**DESCRIPTION OF THE TASK**
Apart from the pictures, write out all the records exactly.

**PROVIDED INFORMATION**

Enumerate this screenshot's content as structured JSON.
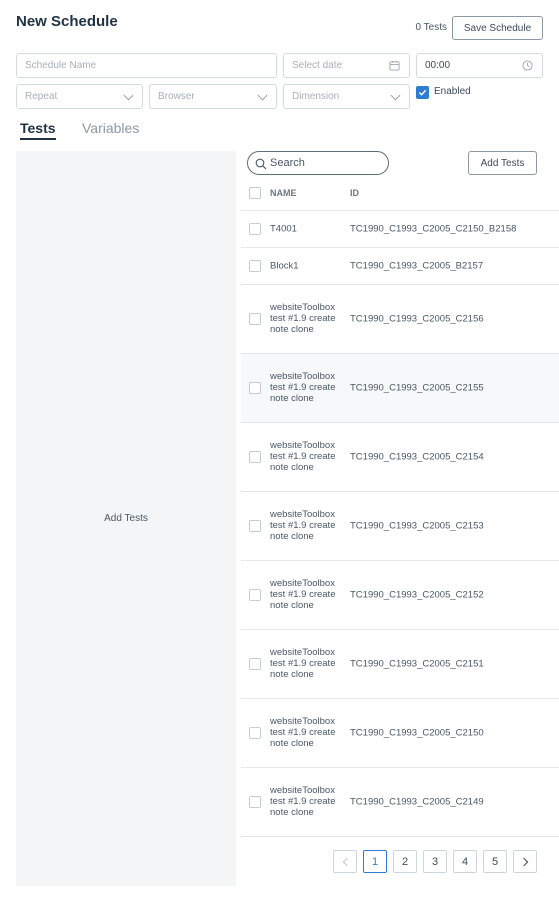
{
  "header": {
    "title": "New Schedule",
    "test_count": "0 Tests",
    "save_label": "Save Schedule"
  },
  "form": {
    "schedule_name_placeholder": "Schedule Name",
    "date_placeholder": "Select date",
    "time_value": "00:00",
    "repeat_placeholder": "Repeat",
    "browser_placeholder": "Browser",
    "dimension_placeholder": "Dimension",
    "enabled_label": "Enabled",
    "enabled_checked": true
  },
  "tabs": [
    {
      "label": "Tests",
      "active": true
    },
    {
      "label": "Variables",
      "active": false
    }
  ],
  "left_panel": {
    "label": "Add Tests"
  },
  "toolbar": {
    "search_placeholder": "Search",
    "add_tests_label": "Add Tests"
  },
  "table": {
    "columns": [
      "NAME",
      "ID"
    ],
    "rows": [
      {
        "name": "T4001",
        "id": "TC1990_C1993_C2005_C2150_B2158"
      },
      {
        "name": "Block1",
        "id": "TC1990_C1993_C2005_B2157"
      },
      {
        "name": "websiteToolbox test #1.9 create note clone",
        "id": "TC1990_C1993_C2005_C2156"
      },
      {
        "name": "websiteToolbox test #1.9 create note clone",
        "id": "TC1990_C1993_C2005_C2155"
      },
      {
        "name": "websiteToolbox test #1.9 create note clone",
        "id": "TC1990_C1993_C2005_C2154"
      },
      {
        "name": "websiteToolbox test #1.9 create note clone",
        "id": "TC1990_C1993_C2005_C2153"
      },
      {
        "name": "websiteToolbox test #1.9 create note clone",
        "id": "TC1990_C1993_C2005_C2152"
      },
      {
        "name": "websiteToolbox test #1.9 create note clone",
        "id": "TC1990_C1993_C2005_C2151"
      },
      {
        "name": "websiteToolbox test #1.9 create note clone",
        "id": "TC1990_C1993_C2005_C2150"
      },
      {
        "name": "websiteToolbox test #1.9 create note clone",
        "id": "TC1990_C1993_C2005_C2149"
      }
    ]
  },
  "pagination": {
    "pages": [
      "1",
      "2",
      "3",
      "4",
      "5"
    ],
    "current": "1"
  },
  "colors": {
    "accent": "#2f7dd1",
    "title": "#1f3344",
    "panel_bg": "#f4f5f6"
  },
  "icons": {
    "date": "calendar-icon",
    "time": "clock-icon",
    "search": "search-icon",
    "dropdown": "chevron-down-icon",
    "prev": "chevron-left-icon",
    "next": "chevron-right-icon",
    "enabled": "checkmark-icon"
  }
}
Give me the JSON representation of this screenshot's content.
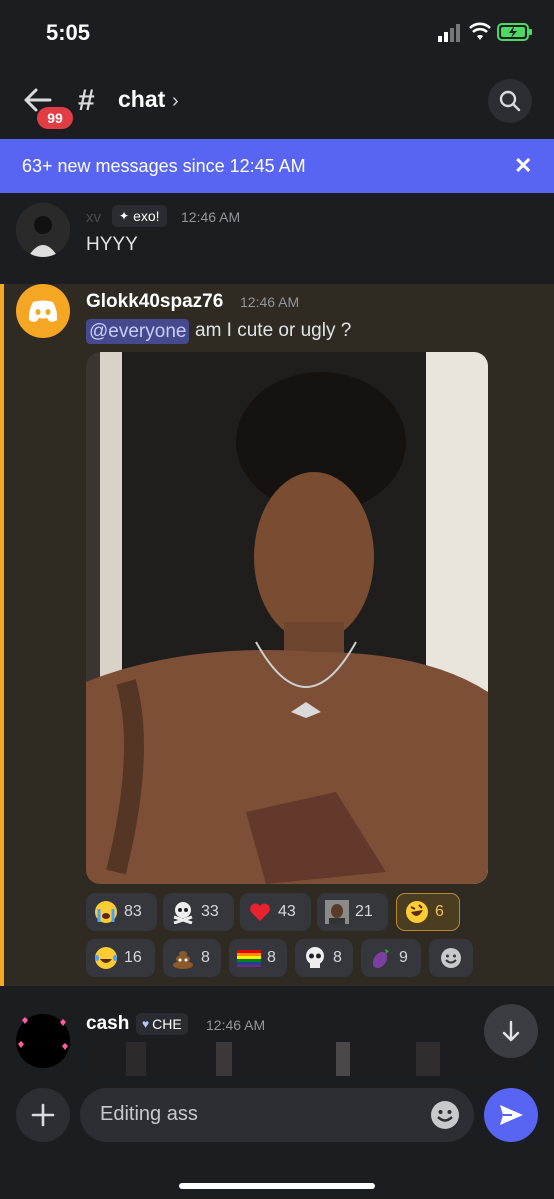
{
  "status_bar": {
    "time": "5:05"
  },
  "header": {
    "badge_count": "99",
    "channel_hash": "#",
    "channel_name": "chat",
    "chevron": "›",
    "icons": [
      "back-arrow-icon",
      "search-icon"
    ]
  },
  "banner": {
    "text": "63+ new messages since 12:45 AM",
    "close": "✕"
  },
  "messages": [
    {
      "author": "xv",
      "role_tag": "exo!",
      "time": "12:46 AM",
      "text": "HYYY"
    },
    {
      "author": "Glokk40spaz76",
      "time": "12:46 AM",
      "mention": "@everyone",
      "text": "am I cute or ugly ?"
    },
    {
      "author": "cash",
      "role_tag": "CHE",
      "time": "12:46 AM"
    }
  ],
  "reactions": [
    {
      "emoji": "loudly-crying-face",
      "count": "83"
    },
    {
      "emoji": "skull-and-crossbones",
      "count": "33"
    },
    {
      "emoji": "red-heart",
      "count": "43"
    },
    {
      "emoji": "custom-face-emoji",
      "count": "21"
    },
    {
      "emoji": "rolling-on-floor-laughing",
      "count": "6",
      "selected": true
    },
    {
      "emoji": "face-with-tears-of-joy",
      "count": "16"
    },
    {
      "emoji": "pile-of-poo",
      "count": "8"
    },
    {
      "emoji": "rainbow-flag",
      "count": "8"
    },
    {
      "emoji": "skull",
      "count": "8"
    },
    {
      "emoji": "eggplant",
      "count": "9"
    },
    {
      "emoji": "add-reaction",
      "count": ""
    }
  ],
  "composer": {
    "placeholder": "Editing ass"
  },
  "colors": {
    "accent": "#5865f2",
    "highlight_bar": "#f5a623",
    "badge": "#e23c45",
    "background": "#1c1d21"
  }
}
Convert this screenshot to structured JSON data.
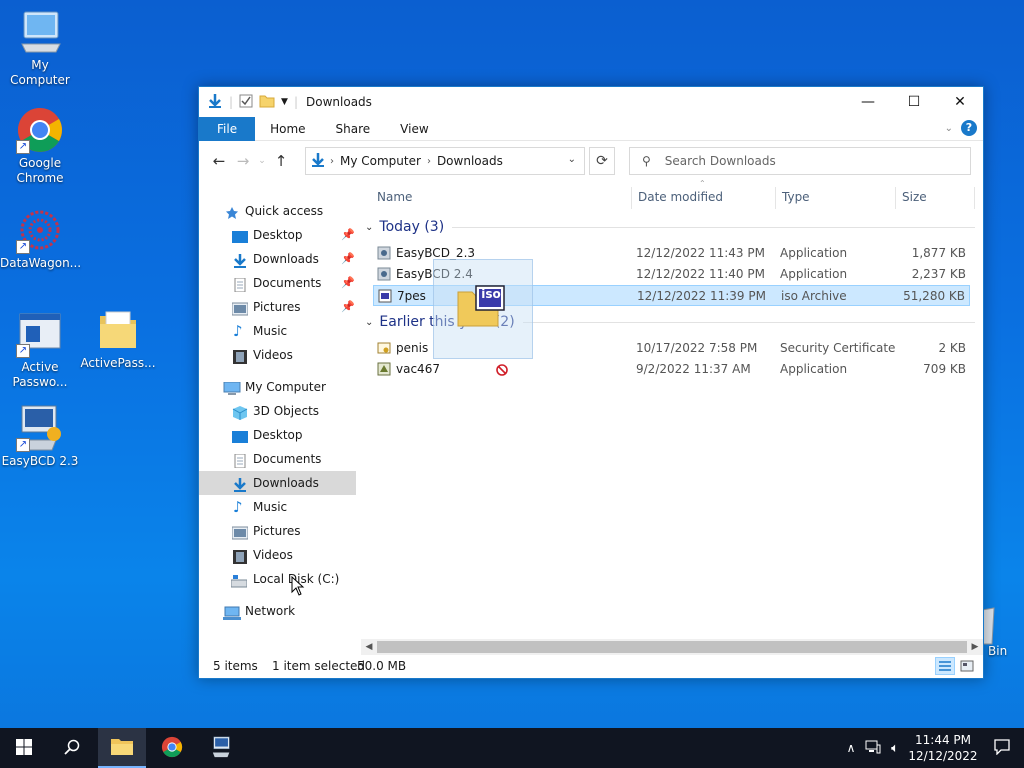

**EXERCISE RESPONSE**
Enumerate this screenshot's content as structured JSON.
{
  "header": {
    "title": "New Schedule",
    "test_count": "0 Tests",
    "save_label": "Save Schedule"
  },
  "form": {
    "schedule_name_placeholder": "Schedule Name",
    "date_placeholder": "Select date",
    "time_value": "00:00",
    "repeat_placeholder": "Repeat",
    "browser_placeholder": "Browser",
    "dimension_placeholder": "Dimension",
    "enabled_label": "Enabled",
    "enabled_checked": true
  },
  "tabs": [
    {
      "label": "Tests",
      "active": true
    },
    {
      "label": "Variables",
      "active": false
    }
  ],
  "left_panel": {
    "label": "Add Tests"
  },
  "toolbar": {
    "search_placeholder": "Search",
    "add_tests_label": "Add Tests"
  },
  "table": {
    "columns": [
      "NAME",
      "ID"
    ],
    "rows": [
      {
        "name": "T4001",
        "id": "TC1990_C1993_C2005_C2150_B2158"
      },
      {
        "name": "Block1",
        "id": "TC1990_C1993_C2005_B2157"
      },
      {
        "name": "websiteToolbox test #1.9 create note clone",
        "id": "TC1990_C1993_C2005_C2156"
      },
      {
        "name": "websiteToolbox test #1.9 create note clone",
        "id": "TC1990_C1993_C2005_C2155"
      },
      {
        "name": "websiteToolbox test #1.9 create note clone",
        "id": "TC1990_C1993_C2005_C2154"
      },
      {
        "name": "websiteToolbox test #1.9 create note clone",
        "id": "TC1990_C1993_C2005_C2153"
      },
      {
        "name": "websiteToolbox test #1.9 create note clone",
        "id": "TC1990_C1993_C2005_C2152"
      },
      {
        "name": "websiteToolbox test #1.9 create note clone",
        "id": "TC1990_C1993_C2005_C2151"
      },
      {
        "name": "websiteToolbox test #1.9 create note clone",
        "id": "TC1990_C1993_C2005_C2150"
      },
      {
        "name": "websiteToolbox test #1.9 create note clone",
        "id": "TC1990_C1993_C2005_C2149"
      }
    ]
  },
  "pagination": {
    "pages": [
      "1",
      "2",
      "3",
      "4",
      "5"
    ],
    "current": "1"
  },
  "colors": {
    "accent": "#2f7dd1",
    "title": "#1f3344",
    "panel_bg": "#f4f5f6"
  },
  "icons": {
    "date": "calendar-icon",
    "time": "clock-icon",
    "search": "search-icon",
    "dropdown": "chevron-down-icon",
    "prev": "chevron-left-icon",
    "next": "chevron-right-icon",
    "enabled": "checkmark-icon"
  }
}
Give me the JSON representation of this screenshot's content.
{
  "status_bar": {
    "time": "5:05"
  },
  "header": {
    "badge_count": "99",
    "channel_hash": "#",
    "channel_name": "chat",
    "chevron": "›",
    "icons": [
      "back-arrow-icon",
      "search-icon"
    ]
  },
  "banner": {
    "text": "63+ new messages since 12:45 AM",
    "close": "✕"
  },
  "messages": [
    {
      "author": "xv",
      "role_tag": "exo!",
      "time": "12:46 AM",
      "text": "HYYY"
    },
    {
      "author": "Glokk40spaz76",
      "time": "12:46 AM",
      "mention": "@everyone",
      "text": "am I cute or ugly ?"
    },
    {
      "author": "cash",
      "role_tag": "CHE",
      "time": "12:46 AM"
    }
  ],
  "reactions": [
    {
      "emoji": "loudly-crying-face",
      "count": "83"
    },
    {
      "emoji": "skull-and-crossbones",
      "count": "33"
    },
    {
      "emoji": "red-heart",
      "count": "43"
    },
    {
      "emoji": "custom-face-emoji",
      "count": "21"
    },
    {
      "emoji": "rolling-on-floor-laughing",
      "count": "6",
      "selected": true
    },
    {
      "emoji": "face-with-tears-of-joy",
      "count": "16"
    },
    {
      "emoji": "pile-of-poo",
      "count": "8"
    },
    {
      "emoji": "rainbow-flag",
      "count": "8"
    },
    {
      "emoji": "skull",
      "count": "8"
    },
    {
      "emoji": "eggplant",
      "count": "9"
    },
    {
      "emoji": "add-reaction",
      "count": ""
    }
  ],
  "composer": {
    "placeholder": "Editing ass"
  },
  "colors": {
    "accent": "#5865f2",
    "highlight_bar": "#f5a623",
    "badge": "#e23c45",
    "background": "#1c1d21"
  }
}
Convert this screenshot to structured JSON data.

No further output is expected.